INFORMATION:
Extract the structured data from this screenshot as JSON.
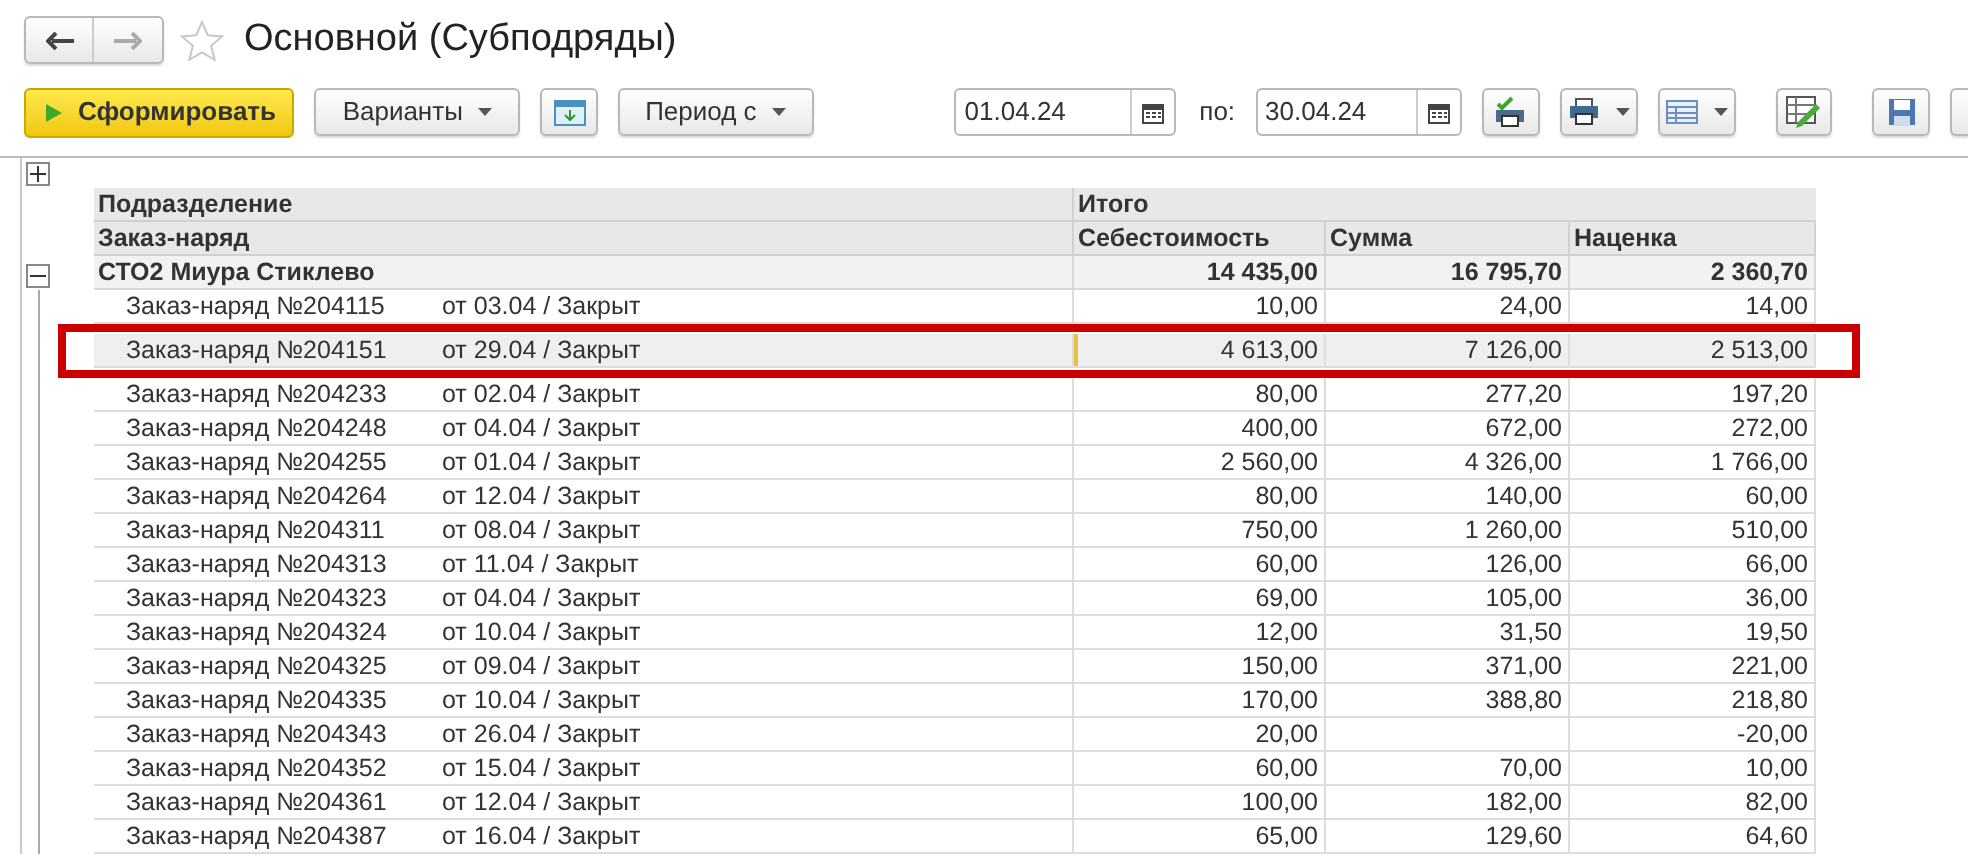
{
  "window": {
    "title": "Основной (Субподряды)",
    "favorite": false
  },
  "toolbar": {
    "generate_button": "Сформировать",
    "variants_button": "Варианты",
    "period_button": "Период с",
    "date_from": "01.04.24",
    "to_label": "по:",
    "date_to": "30.04.24"
  },
  "table": {
    "header_rows": [
      {
        "column_1": "Подразделение",
        "column_2": "Итого"
      },
      {
        "column_1": "Заказ-наряд",
        "columns": [
          "Себестоимость",
          "Сумма",
          "Наценка"
        ]
      }
    ],
    "group": {
      "name": "СТО2 Миура Стиклево",
      "expanded": true,
      "values": [
        "14 435,00",
        "16 795,70",
        "2 360,70"
      ]
    },
    "rows": [
      {
        "order": "Заказ-наряд №204115",
        "date_status": "от 03.04 / Закрыт",
        "cost": "10,00",
        "sum": "24,00",
        "markup": "14,00",
        "selected": false,
        "highlighted": false
      },
      {
        "order": "Заказ-наряд №204151",
        "date_status": "от 29.04 / Закрыт",
        "cost": "4 613,00",
        "sum": "7 126,00",
        "markup": "2 513,00",
        "selected": true,
        "highlighted": true
      },
      {
        "order": "Заказ-наряд №204233",
        "date_status": "от 02.04 / Закрыт",
        "cost": "80,00",
        "sum": "277,20",
        "markup": "197,20",
        "selected": false,
        "highlighted": false
      },
      {
        "order": "Заказ-наряд №204248",
        "date_status": "от 04.04 / Закрыт",
        "cost": "400,00",
        "sum": "672,00",
        "markup": "272,00",
        "selected": false,
        "highlighted": false
      },
      {
        "order": "Заказ-наряд №204255",
        "date_status": "от 01.04 / Закрыт",
        "cost": "2 560,00",
        "sum": "4 326,00",
        "markup": "1 766,00",
        "selected": false,
        "highlighted": false
      },
      {
        "order": "Заказ-наряд №204264",
        "date_status": "от 12.04 / Закрыт",
        "cost": "80,00",
        "sum": "140,00",
        "markup": "60,00",
        "selected": false,
        "highlighted": false
      },
      {
        "order": "Заказ-наряд №204311",
        "date_status": "от 08.04 / Закрыт",
        "cost": "750,00",
        "sum": "1 260,00",
        "markup": "510,00",
        "selected": false,
        "highlighted": false
      },
      {
        "order": "Заказ-наряд №204313",
        "date_status": "от 11.04 / Закрыт",
        "cost": "60,00",
        "sum": "126,00",
        "markup": "66,00",
        "selected": false,
        "highlighted": false
      },
      {
        "order": "Заказ-наряд №204323",
        "date_status": "от 04.04 / Закрыт",
        "cost": "69,00",
        "sum": "105,00",
        "markup": "36,00",
        "selected": false,
        "highlighted": false
      },
      {
        "order": "Заказ-наряд №204324",
        "date_status": "от 10.04 / Закрыт",
        "cost": "12,00",
        "sum": "31,50",
        "markup": "19,50",
        "selected": false,
        "highlighted": false
      },
      {
        "order": "Заказ-наряд №204325",
        "date_status": "от 09.04 / Закрыт",
        "cost": "150,00",
        "sum": "371,00",
        "markup": "221,00",
        "selected": false,
        "highlighted": false
      },
      {
        "order": "Заказ-наряд №204335",
        "date_status": "от 10.04 / Закрыт",
        "cost": "170,00",
        "sum": "388,80",
        "markup": "218,80",
        "selected": false,
        "highlighted": false
      },
      {
        "order": "Заказ-наряд №204343",
        "date_status": "от 26.04 / Закрыт",
        "cost": "20,00",
        "markup": "-20,00",
        "selected": false,
        "highlighted": false
      },
      {
        "order": "Заказ-наряд №204352",
        "date_status": "от 15.04 / Закрыт",
        "cost": "60,00",
        "sum": "70,00",
        "markup": "10,00",
        "selected": false,
        "highlighted": false
      },
      {
        "order": "Заказ-наряд №204361",
        "date_status": "от 12.04 / Закрыт",
        "cost": "100,00",
        "sum": "182,00",
        "markup": "82,00",
        "selected": false,
        "highlighted": false
      },
      {
        "order": "Заказ-наряд №204387",
        "date_status": "от 16.04 / Закрыт",
        "cost": "65,00",
        "sum": "129,60",
        "markup": "64,60",
        "selected": false,
        "highlighted": false
      }
    ]
  }
}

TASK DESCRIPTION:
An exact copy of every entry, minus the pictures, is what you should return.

TASK OUTPUT:
Extract the structured data from this screenshot as JSON.
{
  "window": {
    "title": "Основной (Субподряды)",
    "favorite": false
  },
  "toolbar": {
    "generate_button": "Сформировать",
    "variants_button": "Варианты",
    "period_button": "Период с",
    "date_from": "01.04.24",
    "to_label": "по:",
    "date_to": "30.04.24"
  },
  "table": {
    "header_rows": [
      {
        "column_1": "Подразделение",
        "column_2": "Итого"
      },
      {
        "column_1": "Заказ-наряд",
        "columns": [
          "Себестоимость",
          "Сумма",
          "Наценка"
        ]
      }
    ],
    "group": {
      "name": "СТО2 Миура Стиклево",
      "expanded": true,
      "values": [
        "14 435,00",
        "16 795,70",
        "2 360,70"
      ]
    },
    "rows": [
      {
        "order": "Заказ-наряд №204115",
        "date_status": "от 03.04 / Закрыт",
        "cost": "10,00",
        "sum": "24,00",
        "markup": "14,00",
        "selected": false,
        "highlighted": false
      },
      {
        "order": "Заказ-наряд №204151",
        "date_status": "от 29.04 / Закрыт",
        "cost": "4 613,00",
        "sum": "7 126,00",
        "markup": "2 513,00",
        "selected": true,
        "highlighted": true
      },
      {
        "order": "Заказ-наряд №204233",
        "date_status": "от 02.04 / Закрыт",
        "cost": "80,00",
        "sum": "277,20",
        "markup": "197,20",
        "selected": false,
        "highlighted": false
      },
      {
        "order": "Заказ-наряд №204248",
        "date_status": "от 04.04 / Закрыт",
        "cost": "400,00",
        "sum": "672,00",
        "markup": "272,00",
        "selected": false,
        "highlighted": false
      },
      {
        "order": "Заказ-наряд №204255",
        "date_status": "от 01.04 / Закрыт",
        "cost": "2 560,00",
        "sum": "4 326,00",
        "markup": "1 766,00",
        "selected": false,
        "highlighted": false
      },
      {
        "order": "Заказ-наряд №204264",
        "date_status": "от 12.04 / Закрыт",
        "cost": "80,00",
        "sum": "140,00",
        "markup": "60,00",
        "selected": false,
        "highlighted": false
      },
      {
        "order": "Заказ-наряд №204311",
        "date_status": "от 08.04 / Закрыт",
        "cost": "750,00",
        "sum": "1 260,00",
        "markup": "510,00",
        "selected": false,
        "highlighted": false
      },
      {
        "order": "Заказ-наряд №204313",
        "date_status": "от 11.04 / Закрыт",
        "cost": "60,00",
        "sum": "126,00",
        "markup": "66,00",
        "selected": false,
        "highlighted": false
      },
      {
        "order": "Заказ-наряд №204323",
        "date_status": "от 04.04 / Закрыт",
        "cost": "69,00",
        "sum": "105,00",
        "markup": "36,00",
        "selected": false,
        "highlighted": false
      },
      {
        "order": "Заказ-наряд №204324",
        "date_status": "от 10.04 / Закрыт",
        "cost": "12,00",
        "sum": "31,50",
        "markup": "19,50",
        "selected": false,
        "highlighted": false
      },
      {
        "order": "Заказ-наряд №204325",
        "date_status": "от 09.04 / Закрыт",
        "cost": "150,00",
        "sum": "371,00",
        "markup": "221,00",
        "selected": false,
        "highlighted": false
      },
      {
        "order": "Заказ-наряд №204335",
        "date_status": "от 10.04 / Закрыт",
        "cost": "170,00",
        "sum": "388,80",
        "markup": "218,80",
        "selected": false,
        "highlighted": false
      },
      {
        "order": "Заказ-наряд №204343",
        "date_status": "от 26.04 / Закрыт",
        "cost": "20,00",
        "markup": "-20,00",
        "selected": false,
        "highlighted": false
      },
      {
        "order": "Заказ-наряд №204352",
        "date_status": "от 15.04 / Закрыт",
        "cost": "60,00",
        "sum": "70,00",
        "markup": "10,00",
        "selected": false,
        "highlighted": false
      },
      {
        "order": "Заказ-наряд №204361",
        "date_status": "от 12.04 / Закрыт",
        "cost": "100,00",
        "sum": "182,00",
        "markup": "82,00",
        "selected": false,
        "highlighted": false
      },
      {
        "order": "Заказ-наряд №204387",
        "date_status": "от 16.04 / Закрыт",
        "cost": "65,00",
        "sum": "129,60",
        "markup": "64,60",
        "selected": false,
        "highlighted": false
      }
    ]
  }
}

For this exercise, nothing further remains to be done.